## [Aim of the exercise]
Lines of the listing below that contain the string "title" are to be returned.

## [Source data]
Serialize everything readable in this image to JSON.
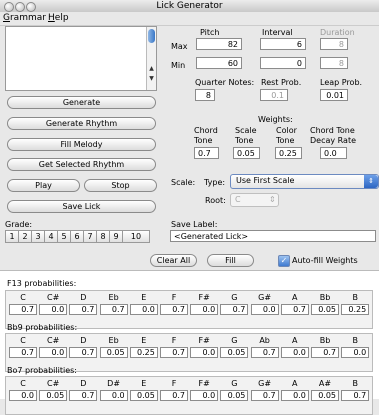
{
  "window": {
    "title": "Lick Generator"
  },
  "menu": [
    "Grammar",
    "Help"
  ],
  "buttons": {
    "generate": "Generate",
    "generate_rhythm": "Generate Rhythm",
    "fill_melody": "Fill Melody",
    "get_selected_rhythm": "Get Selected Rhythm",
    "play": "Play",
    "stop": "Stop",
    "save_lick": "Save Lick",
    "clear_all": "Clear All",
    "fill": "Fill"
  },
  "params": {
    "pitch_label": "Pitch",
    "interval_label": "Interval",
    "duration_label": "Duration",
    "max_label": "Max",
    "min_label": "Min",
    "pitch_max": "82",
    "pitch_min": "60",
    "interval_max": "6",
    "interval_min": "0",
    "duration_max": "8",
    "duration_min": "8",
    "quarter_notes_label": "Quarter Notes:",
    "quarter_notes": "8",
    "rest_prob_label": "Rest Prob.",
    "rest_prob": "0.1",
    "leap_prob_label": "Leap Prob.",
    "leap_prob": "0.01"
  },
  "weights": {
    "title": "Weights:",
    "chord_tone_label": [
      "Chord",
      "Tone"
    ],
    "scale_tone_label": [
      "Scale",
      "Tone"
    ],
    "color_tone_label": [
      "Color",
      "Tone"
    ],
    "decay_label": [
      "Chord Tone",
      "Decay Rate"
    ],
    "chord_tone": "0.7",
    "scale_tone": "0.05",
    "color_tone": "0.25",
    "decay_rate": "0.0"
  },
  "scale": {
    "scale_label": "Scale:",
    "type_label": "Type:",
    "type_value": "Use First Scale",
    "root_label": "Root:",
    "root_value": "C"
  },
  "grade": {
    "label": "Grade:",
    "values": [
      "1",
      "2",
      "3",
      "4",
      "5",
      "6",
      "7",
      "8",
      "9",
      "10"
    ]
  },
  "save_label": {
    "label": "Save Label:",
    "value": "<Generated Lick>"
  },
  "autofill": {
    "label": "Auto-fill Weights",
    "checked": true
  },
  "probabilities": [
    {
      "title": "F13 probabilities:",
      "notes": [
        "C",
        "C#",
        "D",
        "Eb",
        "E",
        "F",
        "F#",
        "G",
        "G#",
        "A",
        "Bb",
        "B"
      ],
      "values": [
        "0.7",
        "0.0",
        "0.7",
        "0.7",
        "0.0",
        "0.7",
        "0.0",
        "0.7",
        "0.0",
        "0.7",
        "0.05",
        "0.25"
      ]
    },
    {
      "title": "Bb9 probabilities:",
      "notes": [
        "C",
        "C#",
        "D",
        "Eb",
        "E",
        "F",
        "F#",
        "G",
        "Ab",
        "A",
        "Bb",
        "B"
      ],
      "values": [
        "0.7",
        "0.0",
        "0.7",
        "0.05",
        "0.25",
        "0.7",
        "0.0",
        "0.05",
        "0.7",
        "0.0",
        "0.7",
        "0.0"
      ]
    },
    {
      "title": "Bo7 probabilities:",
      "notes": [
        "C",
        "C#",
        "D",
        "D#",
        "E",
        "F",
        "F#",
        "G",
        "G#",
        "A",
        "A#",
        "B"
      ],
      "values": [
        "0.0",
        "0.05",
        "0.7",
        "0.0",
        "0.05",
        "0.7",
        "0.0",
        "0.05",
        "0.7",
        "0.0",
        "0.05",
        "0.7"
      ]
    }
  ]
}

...

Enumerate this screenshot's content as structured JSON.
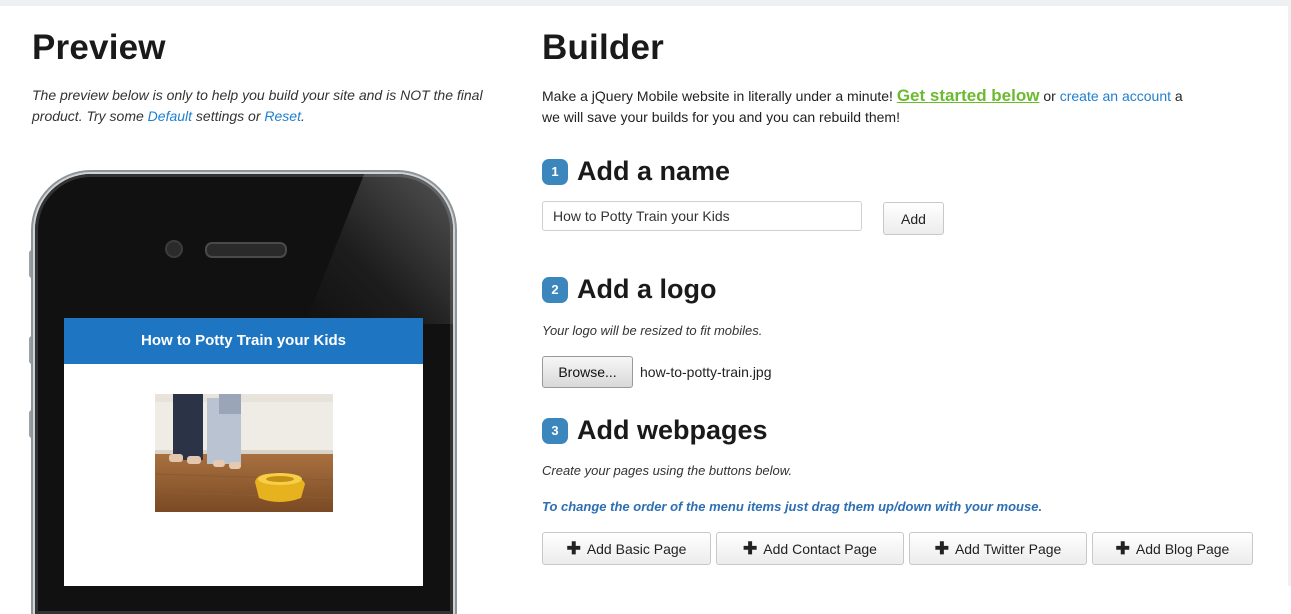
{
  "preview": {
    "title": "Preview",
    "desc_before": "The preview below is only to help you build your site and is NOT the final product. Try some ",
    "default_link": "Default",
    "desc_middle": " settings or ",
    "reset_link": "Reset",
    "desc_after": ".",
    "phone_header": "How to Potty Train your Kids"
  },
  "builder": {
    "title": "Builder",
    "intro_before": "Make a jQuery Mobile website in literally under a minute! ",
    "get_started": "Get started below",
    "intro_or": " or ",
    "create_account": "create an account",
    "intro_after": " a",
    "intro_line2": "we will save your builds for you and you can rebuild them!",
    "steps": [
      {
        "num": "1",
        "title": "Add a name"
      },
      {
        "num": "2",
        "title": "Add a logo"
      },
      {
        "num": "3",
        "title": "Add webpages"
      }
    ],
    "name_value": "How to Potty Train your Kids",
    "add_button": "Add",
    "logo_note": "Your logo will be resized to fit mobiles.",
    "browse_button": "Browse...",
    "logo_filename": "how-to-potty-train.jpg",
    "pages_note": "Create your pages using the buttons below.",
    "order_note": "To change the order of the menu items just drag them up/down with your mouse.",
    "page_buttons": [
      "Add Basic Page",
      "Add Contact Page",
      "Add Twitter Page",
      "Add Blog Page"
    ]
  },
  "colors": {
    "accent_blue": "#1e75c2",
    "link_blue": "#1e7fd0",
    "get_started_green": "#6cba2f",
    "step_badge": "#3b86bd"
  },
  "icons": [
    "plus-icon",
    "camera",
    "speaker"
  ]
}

## [Answer space]
    "title": "Lick Generator"
    "title": "Weights:",
      "title": "F13 probabilities:",
      "title": "Bb9 probabilities:",
      "title": "Bo7 probabilities:",
    "title": "Preview",
    "title": "Builder",
        "title": "Add a name"
        "title": "Add a logo"
        "title": "Add webpages"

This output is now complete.